The code generation stage presents the user with a tree of clusters (directories and files) to which the code of each procedure will be generated. The user can add new clusters and drag procedures from cluster to cluster. Double clicking on a file will open a new tab (or an existing one if already opened) with the contents of the file. Double clicking on a procedure will do the same but scroll the contents such that the selected procedure is at the top of the window. At the moment, the only operations available for manipulating the contents of the file are the usual text editor commands. However, I hope to offer a range of commands, such as renaming procedures and variables, that make improving the quality of the output easier.

An option presented at the initialization stage (and in a menu option) offers the user an opportunity to more fine grainly monitor the decompilation step. After enabling "decompilation debugging" a Step button is added to the status bar of the GUI. Upon the completion of the decode step the user can select which procedures they are interested in monitoring the decompilation, or they can select the default, all procedures. Proceeding to the decompilation stage, the progress will now stop and the status bar will read "decompiling proc1: before initialise" and a new tab containing the RTL of proc1 will be opened. When the user has completed inspection of the RTL of proc1 they can press Step and the decompilation will continue. For each procedure selected in the decode stage, around eight messages will be displayed in the status bar and the user will need to press Step. Each time the RTL of the procedure will be updated. This allows the user to spot bugs in the decompiler. At the moment, I'm using this to fix the bugs, but in the future, users may prefer to just fix the RTL.

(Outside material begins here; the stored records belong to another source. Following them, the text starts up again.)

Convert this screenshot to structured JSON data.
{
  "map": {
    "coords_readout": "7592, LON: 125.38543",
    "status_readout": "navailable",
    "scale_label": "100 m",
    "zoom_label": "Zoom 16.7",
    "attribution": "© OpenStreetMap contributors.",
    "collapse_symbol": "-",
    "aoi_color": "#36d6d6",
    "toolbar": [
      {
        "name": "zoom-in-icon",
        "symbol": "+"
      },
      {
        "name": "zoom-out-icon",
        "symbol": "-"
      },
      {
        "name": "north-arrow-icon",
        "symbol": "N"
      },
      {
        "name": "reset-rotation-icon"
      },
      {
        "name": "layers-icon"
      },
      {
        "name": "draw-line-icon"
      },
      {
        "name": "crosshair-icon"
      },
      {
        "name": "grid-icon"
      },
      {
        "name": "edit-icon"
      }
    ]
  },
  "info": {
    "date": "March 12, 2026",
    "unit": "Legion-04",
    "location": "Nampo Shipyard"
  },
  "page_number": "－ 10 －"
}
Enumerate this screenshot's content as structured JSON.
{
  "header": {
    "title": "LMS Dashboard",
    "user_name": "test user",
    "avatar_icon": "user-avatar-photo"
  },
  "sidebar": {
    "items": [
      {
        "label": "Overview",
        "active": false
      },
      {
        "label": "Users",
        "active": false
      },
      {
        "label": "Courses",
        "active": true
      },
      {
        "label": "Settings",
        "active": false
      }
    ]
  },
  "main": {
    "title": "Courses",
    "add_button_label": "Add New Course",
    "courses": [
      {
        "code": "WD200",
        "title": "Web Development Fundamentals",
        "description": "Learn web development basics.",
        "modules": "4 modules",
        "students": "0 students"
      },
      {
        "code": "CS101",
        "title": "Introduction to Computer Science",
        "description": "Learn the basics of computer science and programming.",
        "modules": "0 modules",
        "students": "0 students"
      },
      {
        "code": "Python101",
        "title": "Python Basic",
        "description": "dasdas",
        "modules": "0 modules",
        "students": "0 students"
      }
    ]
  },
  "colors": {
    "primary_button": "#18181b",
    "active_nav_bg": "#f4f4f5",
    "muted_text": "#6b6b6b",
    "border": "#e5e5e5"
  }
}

I'm writing the GUI in C++ on Windows using the Qt4 toolkit. I will ensure it compiles and works on Linux before I check it into the Boomerang CVS repository. Shortly after I will be making binary packages for both Windows and Linux.